Making special handmade things out of yarn is a tradition that is passed down from generation to generation. I like to say it is an apocalyptic skill! I love crocheting so much and I continue to challenge the norm of what you can do with yarn.
In using yarn and crochet, do you revel in the opportunity to play against the expectations and go really dark or subversive with your work?
I crochet things that make people smile. The topics I choose are generally in line with something that people of all ages can connect with. There is always a bit of whimsy and fun in what I do. Every once and awhile I want to go dark, do something totally out of character. I am sure it will happen at some point, but not yet.
What moment or project in your career so far has made you the proudest?
I had the opportunity to crochet a billboard in Time Square for Miller Lite. It was 50’ x 25’ and was 100% crocheted. I am so grateful for that project, it was a huge success!
Biggest career failure?
I installed a crochet mural on a wall in my neighborhood in Bushwick. I had been asked to crochet the installation for a flea market, however they did not ask the correct permission and I got caught in a gentrification battle. At the time it was difficult to wrap my mind around. However I grew a lot from this experience and am now much more aware of where I put my art and how it affects the community.
What are you working on now?
I am working on a commercial for GAP, a window display for Valentino, and an Installation for the Amazeum Children’s Museum. I am busy crocheting, and I would not want it any other way!
How would you describe your creative style? Do you recognize a signature style that links all of your projects beyond the medium you use, or do you try to excuse yourself and approach each project as its own entity?

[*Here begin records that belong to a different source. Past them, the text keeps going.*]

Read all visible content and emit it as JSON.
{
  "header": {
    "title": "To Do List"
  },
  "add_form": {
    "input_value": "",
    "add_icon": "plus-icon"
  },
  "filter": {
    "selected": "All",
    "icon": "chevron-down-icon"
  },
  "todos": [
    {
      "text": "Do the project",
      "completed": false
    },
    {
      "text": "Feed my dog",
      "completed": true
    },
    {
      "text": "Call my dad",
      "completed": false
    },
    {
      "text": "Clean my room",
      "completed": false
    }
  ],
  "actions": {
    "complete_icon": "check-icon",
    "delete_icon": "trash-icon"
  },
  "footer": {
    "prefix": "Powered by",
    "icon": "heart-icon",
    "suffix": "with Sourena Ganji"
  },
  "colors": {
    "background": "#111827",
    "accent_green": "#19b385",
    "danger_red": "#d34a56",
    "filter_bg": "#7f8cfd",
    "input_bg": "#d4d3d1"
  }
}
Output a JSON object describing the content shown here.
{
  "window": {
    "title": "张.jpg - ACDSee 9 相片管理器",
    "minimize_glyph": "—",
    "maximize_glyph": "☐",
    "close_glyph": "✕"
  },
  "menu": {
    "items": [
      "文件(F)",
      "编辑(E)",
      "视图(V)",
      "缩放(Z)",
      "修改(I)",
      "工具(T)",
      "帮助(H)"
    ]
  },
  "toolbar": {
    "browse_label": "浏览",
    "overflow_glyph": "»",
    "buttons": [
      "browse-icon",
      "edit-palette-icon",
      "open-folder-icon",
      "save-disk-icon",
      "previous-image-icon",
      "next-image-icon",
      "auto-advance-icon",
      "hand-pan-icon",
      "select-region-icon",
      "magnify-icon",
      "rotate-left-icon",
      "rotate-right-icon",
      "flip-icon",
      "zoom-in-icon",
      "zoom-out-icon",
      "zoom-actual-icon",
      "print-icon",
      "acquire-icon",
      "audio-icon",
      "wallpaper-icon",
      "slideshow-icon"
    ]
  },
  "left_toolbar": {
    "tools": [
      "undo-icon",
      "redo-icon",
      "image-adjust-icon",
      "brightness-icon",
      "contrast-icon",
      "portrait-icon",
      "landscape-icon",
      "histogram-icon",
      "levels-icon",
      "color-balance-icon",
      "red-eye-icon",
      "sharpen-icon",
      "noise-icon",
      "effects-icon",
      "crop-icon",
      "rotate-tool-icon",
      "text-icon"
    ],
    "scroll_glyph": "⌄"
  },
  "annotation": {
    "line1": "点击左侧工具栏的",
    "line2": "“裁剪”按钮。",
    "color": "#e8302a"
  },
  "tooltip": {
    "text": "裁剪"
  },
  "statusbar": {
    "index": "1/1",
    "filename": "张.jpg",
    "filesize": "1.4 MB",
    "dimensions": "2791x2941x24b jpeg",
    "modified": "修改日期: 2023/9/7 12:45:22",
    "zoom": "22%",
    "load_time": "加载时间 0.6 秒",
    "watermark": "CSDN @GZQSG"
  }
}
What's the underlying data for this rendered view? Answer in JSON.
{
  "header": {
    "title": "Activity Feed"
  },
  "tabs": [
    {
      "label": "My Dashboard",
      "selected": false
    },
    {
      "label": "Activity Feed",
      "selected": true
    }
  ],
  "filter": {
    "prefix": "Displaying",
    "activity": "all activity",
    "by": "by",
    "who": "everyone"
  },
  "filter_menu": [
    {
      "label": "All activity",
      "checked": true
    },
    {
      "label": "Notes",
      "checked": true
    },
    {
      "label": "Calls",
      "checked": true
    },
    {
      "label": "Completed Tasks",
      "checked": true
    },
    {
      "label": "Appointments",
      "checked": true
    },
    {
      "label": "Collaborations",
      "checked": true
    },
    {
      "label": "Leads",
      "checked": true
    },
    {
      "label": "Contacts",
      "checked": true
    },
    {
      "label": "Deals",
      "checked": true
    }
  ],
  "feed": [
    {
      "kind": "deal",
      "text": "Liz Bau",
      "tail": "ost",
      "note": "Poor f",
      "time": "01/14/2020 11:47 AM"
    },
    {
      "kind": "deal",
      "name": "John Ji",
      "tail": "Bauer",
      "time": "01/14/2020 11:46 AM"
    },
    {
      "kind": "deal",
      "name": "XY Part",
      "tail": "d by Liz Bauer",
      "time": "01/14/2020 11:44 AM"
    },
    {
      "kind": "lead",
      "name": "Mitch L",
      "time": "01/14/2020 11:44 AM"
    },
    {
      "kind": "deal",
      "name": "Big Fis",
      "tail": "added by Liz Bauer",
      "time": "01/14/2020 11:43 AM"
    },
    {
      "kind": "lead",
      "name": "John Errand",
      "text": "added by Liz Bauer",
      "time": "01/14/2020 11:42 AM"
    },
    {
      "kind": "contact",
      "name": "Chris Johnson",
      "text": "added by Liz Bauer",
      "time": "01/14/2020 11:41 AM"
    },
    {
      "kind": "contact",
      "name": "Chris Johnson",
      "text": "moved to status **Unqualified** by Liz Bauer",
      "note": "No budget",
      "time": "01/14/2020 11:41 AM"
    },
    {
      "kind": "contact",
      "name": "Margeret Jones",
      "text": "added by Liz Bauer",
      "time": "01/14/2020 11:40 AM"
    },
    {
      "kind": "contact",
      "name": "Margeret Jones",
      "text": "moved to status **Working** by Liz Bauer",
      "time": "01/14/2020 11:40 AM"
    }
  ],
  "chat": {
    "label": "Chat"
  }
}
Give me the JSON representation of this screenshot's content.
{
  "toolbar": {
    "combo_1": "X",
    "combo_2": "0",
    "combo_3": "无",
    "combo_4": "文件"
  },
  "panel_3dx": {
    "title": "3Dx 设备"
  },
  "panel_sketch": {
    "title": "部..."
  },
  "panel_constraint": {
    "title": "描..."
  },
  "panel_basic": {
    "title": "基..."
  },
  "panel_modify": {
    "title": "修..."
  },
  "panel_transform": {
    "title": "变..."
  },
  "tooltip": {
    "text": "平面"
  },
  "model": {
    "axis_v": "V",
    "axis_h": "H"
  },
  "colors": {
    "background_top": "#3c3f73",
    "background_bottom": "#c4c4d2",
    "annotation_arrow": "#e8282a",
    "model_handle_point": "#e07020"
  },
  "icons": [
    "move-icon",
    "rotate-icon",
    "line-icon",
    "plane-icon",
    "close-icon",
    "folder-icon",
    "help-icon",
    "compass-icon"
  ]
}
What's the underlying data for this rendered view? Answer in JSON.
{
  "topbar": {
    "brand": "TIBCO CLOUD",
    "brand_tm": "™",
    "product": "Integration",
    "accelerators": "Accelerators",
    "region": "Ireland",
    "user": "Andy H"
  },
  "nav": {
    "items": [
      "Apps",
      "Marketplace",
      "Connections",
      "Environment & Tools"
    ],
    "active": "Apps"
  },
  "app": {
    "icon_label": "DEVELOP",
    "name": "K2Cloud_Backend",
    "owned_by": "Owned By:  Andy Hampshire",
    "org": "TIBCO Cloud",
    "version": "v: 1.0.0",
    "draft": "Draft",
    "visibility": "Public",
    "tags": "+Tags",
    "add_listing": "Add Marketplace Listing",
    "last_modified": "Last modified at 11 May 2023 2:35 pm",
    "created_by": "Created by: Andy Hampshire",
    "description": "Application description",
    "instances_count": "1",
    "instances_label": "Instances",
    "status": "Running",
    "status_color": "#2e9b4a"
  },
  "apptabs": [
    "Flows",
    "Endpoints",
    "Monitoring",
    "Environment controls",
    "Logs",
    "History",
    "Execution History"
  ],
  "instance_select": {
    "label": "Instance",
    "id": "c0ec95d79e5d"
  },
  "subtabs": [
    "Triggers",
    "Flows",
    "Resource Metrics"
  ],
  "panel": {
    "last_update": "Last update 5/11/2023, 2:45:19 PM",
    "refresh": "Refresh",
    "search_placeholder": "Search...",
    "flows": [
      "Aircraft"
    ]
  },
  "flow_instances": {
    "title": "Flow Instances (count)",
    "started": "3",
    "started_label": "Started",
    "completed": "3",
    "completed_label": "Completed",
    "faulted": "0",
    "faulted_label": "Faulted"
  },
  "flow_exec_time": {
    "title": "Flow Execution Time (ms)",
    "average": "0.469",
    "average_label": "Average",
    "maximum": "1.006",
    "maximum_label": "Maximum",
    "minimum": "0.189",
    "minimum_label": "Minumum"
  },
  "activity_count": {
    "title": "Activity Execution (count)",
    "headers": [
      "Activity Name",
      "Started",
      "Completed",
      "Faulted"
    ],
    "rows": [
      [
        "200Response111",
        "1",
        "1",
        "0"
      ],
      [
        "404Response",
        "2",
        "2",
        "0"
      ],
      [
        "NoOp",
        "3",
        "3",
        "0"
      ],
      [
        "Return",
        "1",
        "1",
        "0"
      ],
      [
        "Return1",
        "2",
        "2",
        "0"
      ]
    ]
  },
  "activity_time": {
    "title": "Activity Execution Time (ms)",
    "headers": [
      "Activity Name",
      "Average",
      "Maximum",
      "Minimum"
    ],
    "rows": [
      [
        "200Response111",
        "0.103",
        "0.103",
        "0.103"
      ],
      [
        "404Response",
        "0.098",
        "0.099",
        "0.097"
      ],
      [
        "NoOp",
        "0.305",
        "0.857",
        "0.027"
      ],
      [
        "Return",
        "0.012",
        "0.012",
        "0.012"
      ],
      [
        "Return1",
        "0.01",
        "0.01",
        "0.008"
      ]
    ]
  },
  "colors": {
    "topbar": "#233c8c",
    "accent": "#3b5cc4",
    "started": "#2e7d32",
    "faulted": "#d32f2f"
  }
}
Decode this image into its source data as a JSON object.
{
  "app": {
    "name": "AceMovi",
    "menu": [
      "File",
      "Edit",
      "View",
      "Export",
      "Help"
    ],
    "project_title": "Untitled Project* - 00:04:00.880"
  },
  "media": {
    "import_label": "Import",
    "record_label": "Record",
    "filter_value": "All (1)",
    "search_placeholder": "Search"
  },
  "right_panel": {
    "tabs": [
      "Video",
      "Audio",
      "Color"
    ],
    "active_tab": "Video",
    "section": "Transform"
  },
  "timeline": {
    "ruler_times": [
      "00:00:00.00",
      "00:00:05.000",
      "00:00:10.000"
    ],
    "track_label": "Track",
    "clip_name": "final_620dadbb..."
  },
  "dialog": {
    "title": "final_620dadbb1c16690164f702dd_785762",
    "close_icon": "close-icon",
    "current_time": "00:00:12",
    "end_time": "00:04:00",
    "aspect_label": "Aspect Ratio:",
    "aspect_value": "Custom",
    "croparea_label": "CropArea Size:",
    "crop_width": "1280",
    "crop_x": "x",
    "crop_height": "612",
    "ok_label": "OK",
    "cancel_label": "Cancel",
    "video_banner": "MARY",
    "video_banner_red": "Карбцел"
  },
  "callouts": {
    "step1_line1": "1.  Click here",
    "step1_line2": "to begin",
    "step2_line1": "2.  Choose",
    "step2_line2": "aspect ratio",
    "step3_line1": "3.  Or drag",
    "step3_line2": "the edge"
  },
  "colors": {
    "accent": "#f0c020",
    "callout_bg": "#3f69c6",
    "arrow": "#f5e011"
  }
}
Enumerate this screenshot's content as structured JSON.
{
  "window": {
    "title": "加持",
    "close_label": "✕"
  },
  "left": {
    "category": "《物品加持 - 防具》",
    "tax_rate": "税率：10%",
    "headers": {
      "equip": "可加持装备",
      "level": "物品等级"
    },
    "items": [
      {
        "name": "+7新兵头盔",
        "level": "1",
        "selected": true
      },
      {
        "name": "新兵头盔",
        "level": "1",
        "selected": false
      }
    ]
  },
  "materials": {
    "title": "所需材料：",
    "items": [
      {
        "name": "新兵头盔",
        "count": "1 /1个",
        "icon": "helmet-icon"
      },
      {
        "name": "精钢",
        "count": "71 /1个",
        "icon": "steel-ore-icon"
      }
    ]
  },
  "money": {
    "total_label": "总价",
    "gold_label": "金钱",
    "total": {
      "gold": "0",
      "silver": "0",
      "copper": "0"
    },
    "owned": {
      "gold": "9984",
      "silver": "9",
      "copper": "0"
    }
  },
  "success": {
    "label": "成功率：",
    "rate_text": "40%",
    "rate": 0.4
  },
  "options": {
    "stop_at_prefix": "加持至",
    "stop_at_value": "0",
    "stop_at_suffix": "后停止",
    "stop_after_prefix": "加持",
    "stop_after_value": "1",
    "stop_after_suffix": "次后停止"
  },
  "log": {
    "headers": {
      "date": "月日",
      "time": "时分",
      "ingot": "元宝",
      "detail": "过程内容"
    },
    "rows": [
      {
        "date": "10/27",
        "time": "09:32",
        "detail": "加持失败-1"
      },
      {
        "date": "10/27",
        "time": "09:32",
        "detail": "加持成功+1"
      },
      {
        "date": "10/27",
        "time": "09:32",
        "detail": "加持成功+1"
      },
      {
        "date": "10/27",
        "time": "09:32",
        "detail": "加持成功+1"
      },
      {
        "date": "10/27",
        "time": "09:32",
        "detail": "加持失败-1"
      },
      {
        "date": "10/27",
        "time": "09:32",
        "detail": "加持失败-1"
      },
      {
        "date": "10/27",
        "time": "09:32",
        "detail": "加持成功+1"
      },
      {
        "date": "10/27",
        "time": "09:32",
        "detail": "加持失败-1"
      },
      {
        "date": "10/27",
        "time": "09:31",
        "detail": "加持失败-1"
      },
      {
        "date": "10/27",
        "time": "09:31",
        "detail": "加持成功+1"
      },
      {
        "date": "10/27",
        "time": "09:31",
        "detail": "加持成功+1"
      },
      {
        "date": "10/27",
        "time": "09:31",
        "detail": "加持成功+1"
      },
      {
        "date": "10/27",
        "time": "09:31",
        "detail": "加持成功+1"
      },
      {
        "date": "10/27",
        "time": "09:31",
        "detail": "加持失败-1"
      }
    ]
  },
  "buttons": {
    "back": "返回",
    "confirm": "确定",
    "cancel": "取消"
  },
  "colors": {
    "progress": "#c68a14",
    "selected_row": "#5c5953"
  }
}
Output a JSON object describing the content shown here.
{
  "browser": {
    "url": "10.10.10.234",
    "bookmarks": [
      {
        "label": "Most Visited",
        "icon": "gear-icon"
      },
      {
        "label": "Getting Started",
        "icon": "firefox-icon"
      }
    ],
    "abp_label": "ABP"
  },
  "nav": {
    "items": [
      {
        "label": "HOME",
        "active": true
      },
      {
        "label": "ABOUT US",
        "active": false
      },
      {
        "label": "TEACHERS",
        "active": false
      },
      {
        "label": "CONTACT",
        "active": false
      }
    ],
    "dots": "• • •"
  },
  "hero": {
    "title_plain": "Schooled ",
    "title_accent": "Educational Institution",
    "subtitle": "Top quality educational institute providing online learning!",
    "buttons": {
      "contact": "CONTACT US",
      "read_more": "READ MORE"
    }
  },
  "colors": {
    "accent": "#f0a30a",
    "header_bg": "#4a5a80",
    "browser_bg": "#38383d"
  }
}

I have my own style and a process I follow for each piece of street art I crochet. With every new project comes new learning. I was never officially taught to crochet, so I am still trying to improve my skills and create pieces that look beautiful but also have a deeper meaning and heart. Sometimes I will begin a project and think it will turn out a certain way, but halfway through I change my mind and let the yarn take over.
How does New York influence your work?
There is no city like New York. All of the different cultures and people living and working together makes me happy to call it home. The idea of being at the center of such a vibrant city allows me to have no limits to what I create. I know it will be accepted. This is why I never hold anything back, and am down to crochet absolutely anything that inspires me!
What cultural and creative venues do you frequent in New York?
I love going to the art galleries in Chelsea. They always have new work that is unexpected and free to look at. The High Line is also one of my favorite spots to get inspired.
Do you thrive off of being part of a creative community or are you more in your element as a lone wolf?
I enjoy crocheting because you can be social and productive at the same time. The way I get the most work done though is being a lone wolf and crocheting all day everyday. I am so lucky to do something I love as my career because putting in the work is never an issue.
Who are some of your biggest creative idols and influences?
Picasso, Olek, and Einstein would be my biggest creative influences.
If you weren’t a street artist, what do you think you’d be doing instead?
I would love to own a flower shop!
What do you do when Not Working?
When I am not working I am doing ballet, smiling and loving life!
What are some things you would tell your high school or early twenties self?
Everything works out better than expected.
The project takes however long you have.
The world only throws at you what you can handle.